MICHELLE ZHU

JUL 01, 2021

Singtel: Z74 +0.44% has applied for a digital bank licence in Malaysia through its joint venture with Grab, together with a consortium of other investors, announced Singapore’s largest telco on Thursday.

Citing guidance provided by Bank Negara Malaysia, Singtel said the country’s central bank will issue up to five digital bank licences by Q1 of 2022.

In December 2020, the Grab-Singtel consortium and consumer Internet company Sea bagged two of Singapore’s digital full-bank licences up for grabs.

In the race which saw a total of four licences awarded, two digital wholesale bank licences were clinched by China’s Ant Group, and a consortium comprising China’s Greenland Financial Holdings, Linklogis Hong Kong and Beijing Co-operative Equity Investment Fund Management.

A total of four digital banks are expected to emerge onto Singapore’s banking scene from early 2022.

Meanwhile, IFAST: AIY +1.6% on Wednesday said it is leading a consortium to apply for a digital bank licence in Malaysia.

If the application is successful, iFast Corp will own a 40 per cent stake in the digital bank.
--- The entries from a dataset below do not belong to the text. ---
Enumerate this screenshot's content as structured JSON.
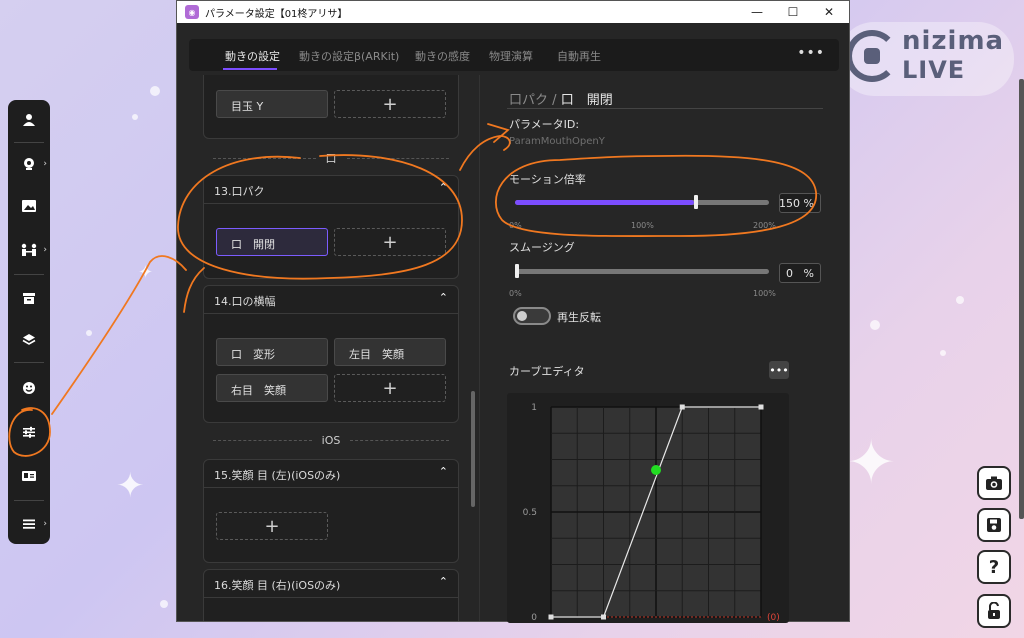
{
  "logo": {
    "line1": "nizima",
    "line2": "LIVE"
  },
  "window": {
    "title": "パラメータ設定【01柊アリサ】",
    "minimize": "—",
    "maximize": "☐",
    "close": "✕"
  },
  "tabs": [
    {
      "label": "動きの設定"
    },
    {
      "label": "動きの設定β(ARKit)"
    },
    {
      "label": "動きの感度"
    },
    {
      "label": "物理演算"
    },
    {
      "label": "自動再生"
    }
  ],
  "tabs_more": "•••",
  "left": {
    "top_card": {
      "pill": "目玉 Y",
      "add": "+"
    },
    "section_mouth": "口",
    "card13": {
      "title": "13.口パク",
      "caret": "⌃",
      "pill": "口　開閉",
      "add": "+"
    },
    "card14": {
      "title": "14.口の横幅",
      "caret": "⌃",
      "pills": [
        "口　変形",
        "左目　笑顔",
        "右目　笑顔"
      ],
      "add": "+"
    },
    "section_ios": "iOS",
    "card15": {
      "title": "15.笑顔 目 (左)(iOSのみ)",
      "caret": "⌃",
      "add": "+"
    },
    "card16": {
      "title": "16.笑顔 目 (右)(iOSのみ)",
      "caret": "⌃"
    }
  },
  "right": {
    "crumb_group": "口パク",
    "crumb_sep": "/",
    "crumb_item": "口　開閉",
    "param_id_label": "パラメータID:",
    "param_id_value": "ParamMouthOpenY",
    "motion_label": "モーション倍率",
    "motion_value": "150",
    "motion_unit": "%",
    "motion_fraction": 0.75,
    "motion_ticks": [
      "0%",
      "100%",
      "200%"
    ],
    "smoothing_label": "スムージング",
    "smoothing_value": "0",
    "smoothing_unit": "%",
    "smoothing_fraction": 0.0,
    "smoothing_ticks": [
      "0%",
      "100%"
    ],
    "reverse_label": "再生反転",
    "reverse_on": false,
    "curve_label": "カーブエディタ",
    "curve_more": "•••",
    "curve_y_ticks": [
      "1",
      "0.5",
      "0"
    ],
    "curve_zero_marker": "(0)",
    "curve_points": [
      [
        0,
        0
      ],
      [
        0.25,
        0
      ],
      [
        0.625,
        1
      ],
      [
        1,
        1
      ]
    ],
    "curve_current": [
      0.5,
      0.7
    ]
  },
  "side_buttons": [
    {
      "name": "camera-icon",
      "glyph": "◙"
    },
    {
      "name": "save-icon",
      "glyph": "▣"
    },
    {
      "name": "help-icon",
      "glyph": "?"
    },
    {
      "name": "lock-icon",
      "glyph": "🔓"
    }
  ],
  "colors": {
    "accent": "#7c4dff",
    "annotation": "#f07820",
    "active_point": "#22dd22"
  }
}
The beneficial equity ownership of the consortium will be approximately 57 per cent Malaysian, the wealth management fintech platform said.

iFast Corp’s Malaysian partners in the consortium are credit-co-operative Koperasi Angkatan Tentera Malaysia Berhad, private investment holding company THZ Alliance and the founder and major shareholder of grocery chain 99 Speed Mart, Lee Thiam Wah.

Yillion Fintech, which provides the core digital banking technology and capabilities for Yillion Bank, is the international partner in the consortium. Yillion Bank is one of four digital banks in China.

iFast failed to secure a digital wholesale bank (DWB) licence in Singapore from the Monetary Authority of Singapore (MAS). In the Singapore bid, iFast had teamed up as well with Yillion Group, and another Chinese partner, Hande Group. 

MAS awarded full digital banking licences to Internet firm Sea and the Grab-Singtel consortium, as well as DWB licences to China’s Ant Group and a consortium led by Greenland Financial.

MAS has said that it will review whether to grant more of DWB licences in the future.

Over in Malaysia, iFast Bank intends to focus on local opportunities in the unserved and underserved market segments such as the bottom 40 per cent of the population in the country, which it feels has been left behind in the country’s progress.

It intends to offer this segment solutions with “immediate benefits and results”, such as free life insurance, interest-free loans for daily necessities, and micro investments and insurance.

As at 9.57am on Thursday Singtel was up S$0.02 or 0.9 per cent at S$2.31, after the announcement was made.

Shares of iFast were trading S$0.13 or 1.6 per cent higher at S$8.28.